When trying to access a file in another apps repository, I think the average user would expect "open" to open a copy of the file so you could work on it, but not necessarily copy the file to the second repository. There is also the confusion of multiple copies. Either the file is a copy, and the original copy exists in the old app (giving you two copies of the same file that have different contents and revisions), or there is still only one copy of the file, but it can be viewed in two separate "places" (repositories). This is way confusing.

Conversely, I think the average user would expect "import" to actually make a copy of the file in the new repository, perhaps even renaming it and leave the original where it was, whereas according to the description here, the file is actually moved to the new location in the new repository. This is the exact opposite of what "import" does on any other computer.

Here is also where Apple penchant for remaking the file system *backwards* (leaving out the need to explicitly save files), gets in the way as well. All the files in both situations are saved automatically, seemingly in different locations, seemingly multiple times, and possibly in multiple versions, even though they are all named the same, because the user has never been asked to explicitly save a file.

I could be just reading this explanation incorrectly, or the explanation could be incorrect itself, but I find this all seriously confusing. I think the average user will have oodles of problems with this and understanding which files are being used, changed, moved or renamed. The very fact that there has to be such a long article explaining what's going on is a huge red flag in the first place.

Sounds as if only DocumentPicker is crucial for this functionality and iCloud Drive exchangeable. I hope Apple allows third party cloud services to integrate deep enough into the system to be used instead of iCloud Drive. I won't move away from Dropbox.

Not sure this apparatus is really simpler than a little folder/file system for those of us who like that. To be fair, Rene did throw us a mention in part of the opener, thanks :)

For the end user, how is icloud drive different to iDisk from mobile me, I liked iDisk and when it ended I use sugarsync as not keen on icloud for documents, thx bruce

Sent from the iMore App

A few typos, FYI/correction (speaking of quibbling):

"Anything a person would consider its own discreet entity," ⬅️ Should be "discrete".

[...]

"Once you've access the" ⬅️ Should be "accessed".

[...]

"So, of example, if you're in Pages" ⬅️ Should be "for example".

[...]

"(However, Apple recommends annotating those files with the name of their originating app, just to keep things clear." ⬅️ Needs a ).

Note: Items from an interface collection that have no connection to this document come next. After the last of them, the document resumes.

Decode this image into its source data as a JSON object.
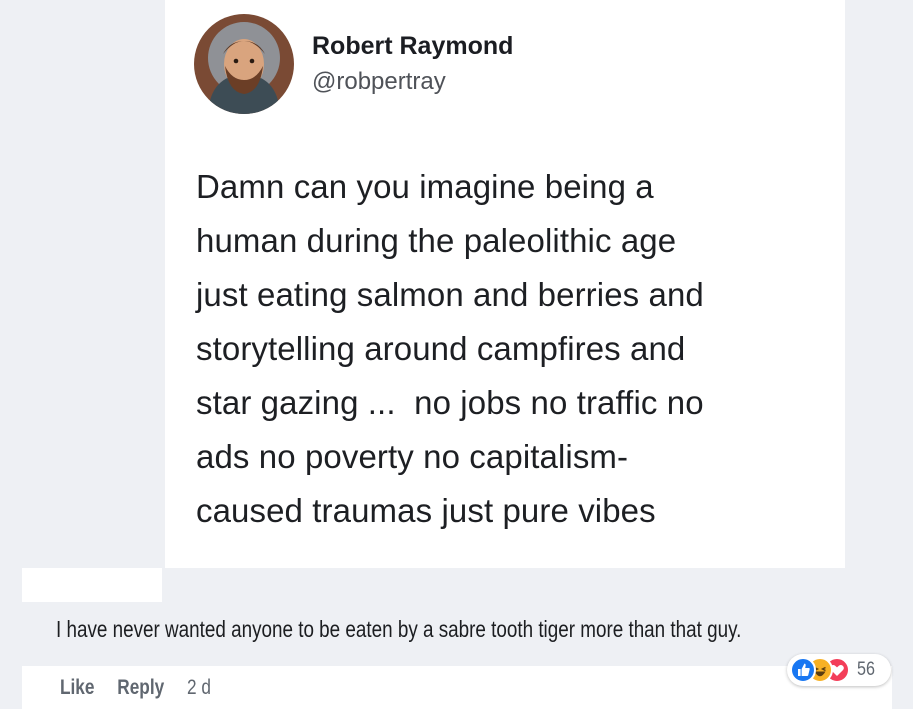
{
  "tweet": {
    "author_name": "Robert Raymond",
    "handle": "@robpertray",
    "text_lines": [
      "Damn can you imagine being a",
      "human during the paleolithic age",
      "just eating salmon and berries and",
      "storytelling around campfires and",
      "star gazing ...  no jobs no traffic no",
      "ads no poverty no capitalism-",
      "caused traumas just pure vibes"
    ]
  },
  "comment": {
    "text": "I have never wanted anyone to be eaten by a sabre tooth tiger more than that guy.",
    "actions": {
      "like": "Like",
      "reply": "Reply",
      "time": "2 d"
    },
    "reactions": {
      "icons": [
        "like-icon",
        "haha-icon",
        "love-icon"
      ],
      "count": "56"
    }
  },
  "colors": {
    "like": "#1877f2",
    "haha": "#f7b125",
    "love": "#f33e58",
    "page_bg": "#eef0f4"
  }
}
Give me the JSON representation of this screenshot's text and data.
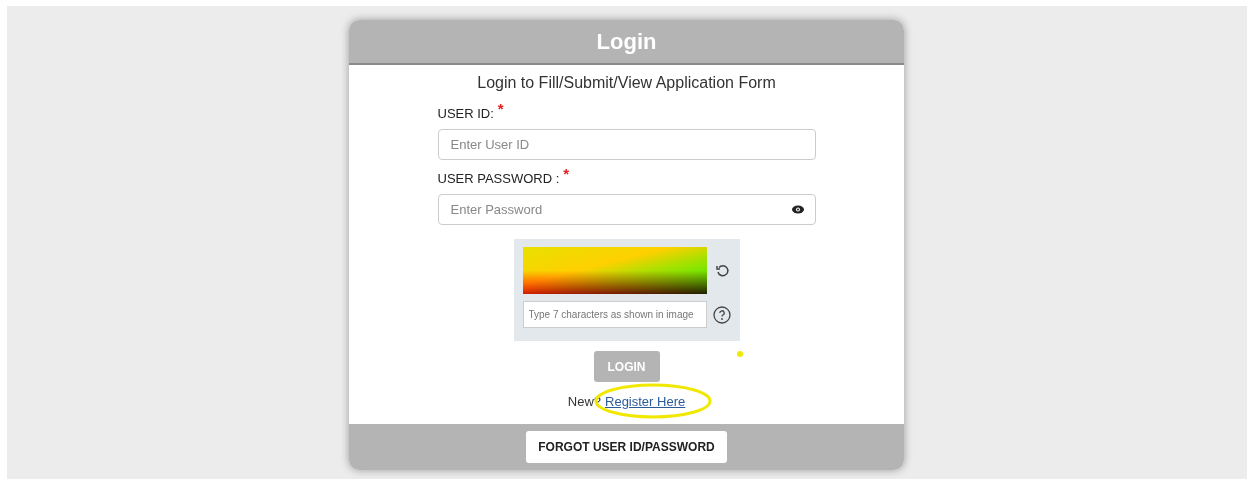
{
  "card": {
    "title": "Login",
    "subtitle": "Login to Fill/Submit/View Application Form"
  },
  "fields": [
    {
      "label": "USER ID:",
      "required_mark": "*",
      "placeholder": "Enter User ID",
      "kind": "text"
    },
    {
      "label": "USER PASSWORD :",
      "required_mark": "*",
      "placeholder": "Enter Password",
      "kind": "password"
    }
  ],
  "captcha": {
    "placeholder": "Type 7 characters as shown in image"
  },
  "login_button": {
    "label": "LOGIN",
    "disabled": true
  },
  "register": {
    "prompt": "New?",
    "link": "Register Here"
  },
  "forgot_button": {
    "label": "FORGOT USER ID/PASSWORD"
  }
}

[...]

"I could quibble about thee being no iCloud Drive app" ⬅️ Should be "there".

Hi Rene

I'm still confused about iCloud drive.

Basic question

Could I have a folder, say "Apple financials 2014” that contains PDFs, keynotes, pages, and numbers documents on this topic? Can I open them on Windows via Numbers in iCloud , on my Mac, and my iOS devices? How do the documents get there? Can I create a new document in numbers for iOS and save it there?

Extended question
With the confusion about what to do until Yosemite comes out, should Apple have left iCloud drive as an 8.1 update? There are people who upgraded early and are in a state of confusion with no quick answer. If iCloud drive couldn't be a point update to Mavericks, then perhaps waiting for iOS 8.1 should have been the direction.